Sound, another terrific aspect of Rio, is highlighted on Blu-Ray, where it feels like you’re listening to will.i.am or Taio Cruz with some pretty expensive headphones. The atmosphere provided by the music is of constant delight and paradise. Listening to Rio is like what I imagine it would sound like walking into a real-life Sandals resort advertisement.

The Rio Blu-ray disc is packed with special features that range from informative to down-right silly:

  • Deleted Scenes: There’s only one deleted scene, exploring Blu and Jewel’s relationship through the introduction of foreign fruits, but it’s a pretty cute scene that’s worth watching.
  • Explore the World of Rio: It might not be too interesting for the kiddies, but this is the point in the special features where those about to go on a vacation to Rio can really learn a lot.
  • Saving the Species: One Voice at a Time: This is my favorite bonus on the disc, where we get to see the voice actors in their recording booths, and many of the leads are interviewed. If you’re expecting Jemaine Clement to be funny, you won’t be disappointed.
  • The Making of Hot Wings: The film’s main animators are interviewed in this feature, where you get to see how they animate some of the characters like Blu, Nigel, and Pedro. Very informative and intriguing.
  • Boom-Boom Tish-Tish: The Sounds of Rio: In this extra, music, Brazilian culture, and their usages in the film are discussed thoroughly by the experts. By the end of this feature, I was looking for the film’s soundtrack.
  • Carnival Dance-O-Rama: Ever wanted to learn how to samba? Now you can! In this feature, we get the treat of learning dance moves from our favorite characters. (Yes, I did try, and yes, I did fail.)
  • Welcome to Rio Music Video: Just a repeat of the end of the film, where most of the main characters are seen performing the movie’s “theme song” of sorts. Cute, but unnecessary.
  • Taio Cruz – Telling the World Music Video: Anyone who likes to see animated kids’ characters thrown into a Taio Cruz music video, which should be everybody, will enjoy this feature. Also, the song itself is pretty good.
  • Rio de JAM-eiro Jukebox: In this feature, you get to re-watch all of the fun musical scenes in the film. (The best scenes.)
  • Postcards from Rio: Here’s another one for the kids (or the young at heart) where you get to make postcards inspired by the film, pretending that you’re on your own vacation in Rio. Again, this is super cute but obviously unnecessary.
  • The Real Rio: The crew and cast both discuss the wondrous location of Rio in this feature, and again, Clement provides laughs.
  • Theatrical Trailer: Duh, who doesn’t like to re-watch a trailer for a film right after you’ve seen it and say, “Yeah, I totally already saw that movie.”
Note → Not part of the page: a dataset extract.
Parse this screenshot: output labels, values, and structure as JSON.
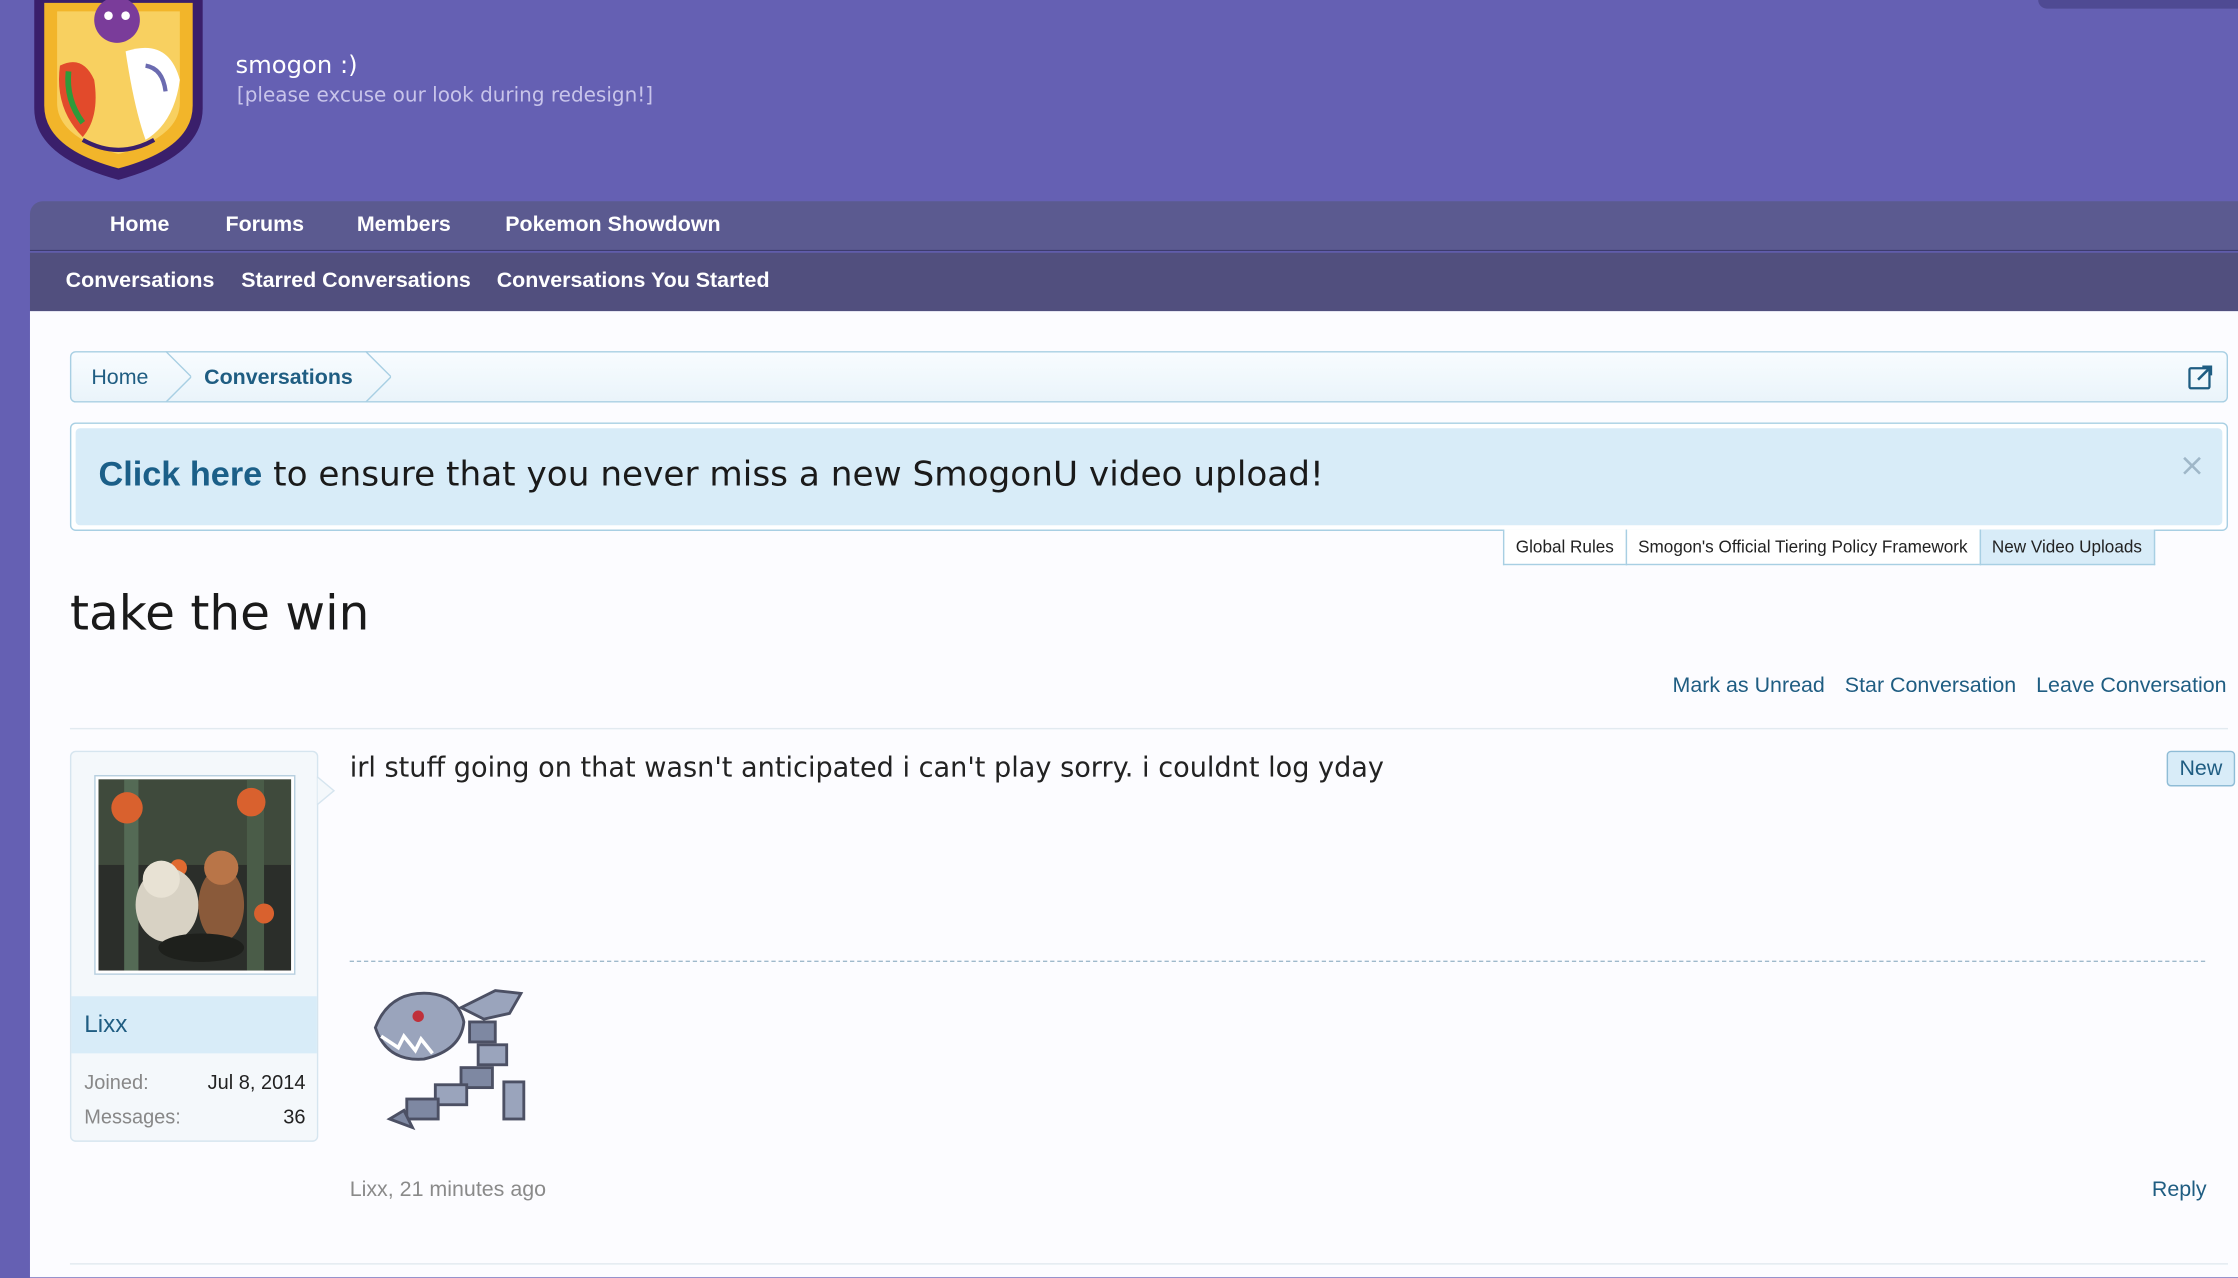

Rio is a fantastic film and a terrific treat for lovers of animation, kids film, and exotic music. The Blu-Ray elevates Rio to a whole new level, putting the entire experience up there with some of the best Pixar films in recent years. Special features on this Blu-Ray disc are enjoyable, cute, funny, and unique all at the same time. Go check out the Blu-ray for Rio, you won’t be let down.


Rio, starring Jesse Eisenberg and Anne Hathaway as the voices of two blue macaws, is stunning on Blu-Ray, and has tons of super fun extras.

Rio Blu-Ray Review